Captain Daniel Forrester's arc portrays the destructive consequences of his obsessive pursuit of power and success. His thirst for dominance ultimately leads to a loss of connection with Marian and a hollow existence.
Neil Herbert's character arc illustrates his transition from naïveté to a deeper understanding of human nature. Through his experiences and interactions with Marian, Ivy Peters, and Captain Forrester, Neil undergoes a coming-of-age journey, shedding his idealized perception of Marian and the American Dream.
Ivy Peters' arc depicts the extent to which he is willing to go to secure personal gain. From his arrival in Sweet Water to his increasingly unscrupulous actions, Ivy's character arc showcases the insidious nature of unbridled ambition.
Frank Ellinger's character arc is one of unwavering loyalty and steadfastness. Throughout the novel, he remains a moral compass for Neil, supporting him on his journey of self-discovery and maintaining a sense of sincerity and goodness.
Marian and Captain Forrester's marriage becomes strained as the Captain's obsession with power and wealth grows. Though Marian initially maintains a facade of a fulfilled spouse, the erosion of their relationship becomes apparent as the novel progresses.
Neil's youthful admiration for Marian develops into a deeper connection, marked by a sense of longing and unrequited love. Their relationship highlights the allure of Marian's enigmatic nature, as well as the complexities of desire and unfulfilled expectations.
Ivy Peters serves as both a business partner and a threat to Captain Forrester. Their relationship is marked by a power struggle, with each trying to outmaneuver the other for personal gain. Ivy's machinations reveal the destructive consequences of unbridled ambition.
Neil and Frank's relationship serves as a source of stability and support for Neil throughout his journey. Frank's unwavering loyalty and steadfastness provide a counterbalance to the complexities and conflicts Neil encounters.

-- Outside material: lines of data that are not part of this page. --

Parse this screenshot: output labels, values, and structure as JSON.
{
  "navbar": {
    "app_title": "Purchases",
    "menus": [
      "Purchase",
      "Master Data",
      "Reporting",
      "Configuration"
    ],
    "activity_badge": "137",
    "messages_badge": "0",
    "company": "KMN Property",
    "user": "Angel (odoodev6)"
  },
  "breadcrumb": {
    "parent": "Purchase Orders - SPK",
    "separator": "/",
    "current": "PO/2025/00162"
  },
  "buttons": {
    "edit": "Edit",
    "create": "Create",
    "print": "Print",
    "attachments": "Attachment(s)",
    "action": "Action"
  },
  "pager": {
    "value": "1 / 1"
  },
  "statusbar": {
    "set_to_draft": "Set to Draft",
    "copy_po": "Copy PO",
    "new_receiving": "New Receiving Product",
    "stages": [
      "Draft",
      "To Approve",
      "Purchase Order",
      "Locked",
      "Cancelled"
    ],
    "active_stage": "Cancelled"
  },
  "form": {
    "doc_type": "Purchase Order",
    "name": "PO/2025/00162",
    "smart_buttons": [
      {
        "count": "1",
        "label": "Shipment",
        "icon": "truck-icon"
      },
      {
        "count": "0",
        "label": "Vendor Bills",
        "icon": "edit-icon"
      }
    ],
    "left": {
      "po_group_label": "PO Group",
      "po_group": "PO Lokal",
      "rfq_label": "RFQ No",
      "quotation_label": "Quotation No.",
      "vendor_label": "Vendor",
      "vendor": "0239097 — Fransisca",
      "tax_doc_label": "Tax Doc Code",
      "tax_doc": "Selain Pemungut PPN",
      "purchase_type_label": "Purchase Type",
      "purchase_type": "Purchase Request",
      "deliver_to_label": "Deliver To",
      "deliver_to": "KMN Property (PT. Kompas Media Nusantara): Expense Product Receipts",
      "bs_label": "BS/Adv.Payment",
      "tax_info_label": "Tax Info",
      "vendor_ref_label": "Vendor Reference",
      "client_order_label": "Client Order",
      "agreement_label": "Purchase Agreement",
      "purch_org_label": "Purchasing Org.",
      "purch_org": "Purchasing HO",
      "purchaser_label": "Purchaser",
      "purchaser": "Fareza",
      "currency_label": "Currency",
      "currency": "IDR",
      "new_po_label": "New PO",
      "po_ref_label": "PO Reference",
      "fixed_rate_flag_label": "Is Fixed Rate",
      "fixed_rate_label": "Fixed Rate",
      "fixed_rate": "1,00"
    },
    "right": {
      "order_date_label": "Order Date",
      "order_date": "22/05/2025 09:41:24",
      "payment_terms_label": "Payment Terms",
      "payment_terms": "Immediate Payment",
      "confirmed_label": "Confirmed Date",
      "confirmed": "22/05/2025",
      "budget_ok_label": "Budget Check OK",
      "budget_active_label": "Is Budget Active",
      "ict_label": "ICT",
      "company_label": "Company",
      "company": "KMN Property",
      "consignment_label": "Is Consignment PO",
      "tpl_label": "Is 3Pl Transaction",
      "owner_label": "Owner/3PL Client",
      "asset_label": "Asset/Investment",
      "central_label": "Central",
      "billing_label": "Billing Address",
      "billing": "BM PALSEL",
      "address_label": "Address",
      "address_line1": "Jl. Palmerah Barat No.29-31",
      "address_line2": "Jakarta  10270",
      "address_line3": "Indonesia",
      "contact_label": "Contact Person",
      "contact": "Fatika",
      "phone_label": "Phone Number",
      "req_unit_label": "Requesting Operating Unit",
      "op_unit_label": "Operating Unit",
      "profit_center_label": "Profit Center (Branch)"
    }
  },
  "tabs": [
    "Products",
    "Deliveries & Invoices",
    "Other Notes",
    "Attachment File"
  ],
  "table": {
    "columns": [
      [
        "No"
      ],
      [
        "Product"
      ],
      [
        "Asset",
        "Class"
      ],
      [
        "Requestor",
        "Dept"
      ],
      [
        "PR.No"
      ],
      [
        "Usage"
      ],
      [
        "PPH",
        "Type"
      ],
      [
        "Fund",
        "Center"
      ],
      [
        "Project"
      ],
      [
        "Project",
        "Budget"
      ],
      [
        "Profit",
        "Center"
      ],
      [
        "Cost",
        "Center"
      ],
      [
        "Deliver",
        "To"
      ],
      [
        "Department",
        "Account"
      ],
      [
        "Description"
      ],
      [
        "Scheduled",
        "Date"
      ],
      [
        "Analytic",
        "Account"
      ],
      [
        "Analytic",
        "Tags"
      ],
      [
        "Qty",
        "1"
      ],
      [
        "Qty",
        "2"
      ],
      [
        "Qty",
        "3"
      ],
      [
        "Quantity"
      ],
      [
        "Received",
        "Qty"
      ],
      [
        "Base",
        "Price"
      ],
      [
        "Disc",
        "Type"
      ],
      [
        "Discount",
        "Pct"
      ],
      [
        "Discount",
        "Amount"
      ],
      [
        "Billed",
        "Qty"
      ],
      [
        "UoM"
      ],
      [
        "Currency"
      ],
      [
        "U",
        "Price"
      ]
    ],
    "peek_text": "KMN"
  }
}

In "A Lost Lady," Willa Cather masterfully crafts a cast of characters that navigate the changing landscape of America in the early 20th century. Through complex relationships, character arcs, and societal themes, the story explores the challenges faced by individuals, communities, and the American Dream itself. From the enigmatic Marian Forrester to the opportunistic Ivy Peters, each character brings a unique perspective to the narrative, allowing readers to delve into the intricacies of human nature and the consequences of societal change. "A Lost Lady" stands as a poignant examination of the delicate balance between progress and preservation.